Project Malawi

An outreach team from the University of Manchester’s School of Computer Science has returned from a pilot project in Malawi, teaching computing in schools in the north of the country.

It was a great experience all round, for the staff, CS students and schoolteachers on the team, and for the schools, where we met real enthusiasm from the teachers and from the schoolchildren too, who engaged well with the subject despite never having touched a computer, or even a keyboard before! They requested we taught throughout the weekends as well, which we did. The message for 2018  is “bigger and better”.

Report on the Project covers both the 2017 visit and the 2018 visit, with insights into some key issues that arose including pedagogic approach, infrastructure, language, gender inequalities, and sustainability and scalability of impact.

Here is a video record of the project.


Arrival in Malawi

The team of two staff and three students and have arrived successfully at Nkhata Bay  – the site of their educational work – after 2 days of travel from Manchester. Other members of the team will be travelling to Malawi next weekend.

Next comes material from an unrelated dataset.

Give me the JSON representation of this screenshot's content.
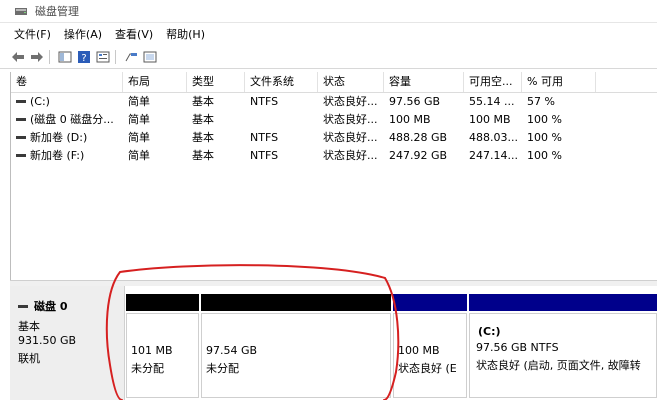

Just Over a Week to Go!

There’s just over a week until the students, and the first wave of the CAS team depart for Malawi.

Preparations are reaching fever pitch, final injections are being administered, clothes being packed and kit checked so that next Saturday we can set off from the airport with everything in hand.

So far we’ve had really generous donations to enable us to buy kit, from a number of people but especially from the Staff and Students at Our Lady of Lourdes Catholic Primary in Southport. The micro:bit Foundation and Lancaster University have donated a number of micro:bits for us to take with us, and Lower Place Primary in Rochdale have donated 6 laptops which they no longer require, for us to use whilst we’re in Malawi.

We’re also collecting various curriculum resources which we’ll be able to use and leave with the schools we’ll be working with in the Nkhata Bay District of Malawi.

So back to my preparations, I’m really excited that in just over a week, we’re due to set off, and I’m looking forward to working with the Ripple Charity, the schools they support, but especially the staff and students at those schools.

The Project Malawi blog is first-hand experience of staff and student volunteers from the School of Computer Science and CAS Manchester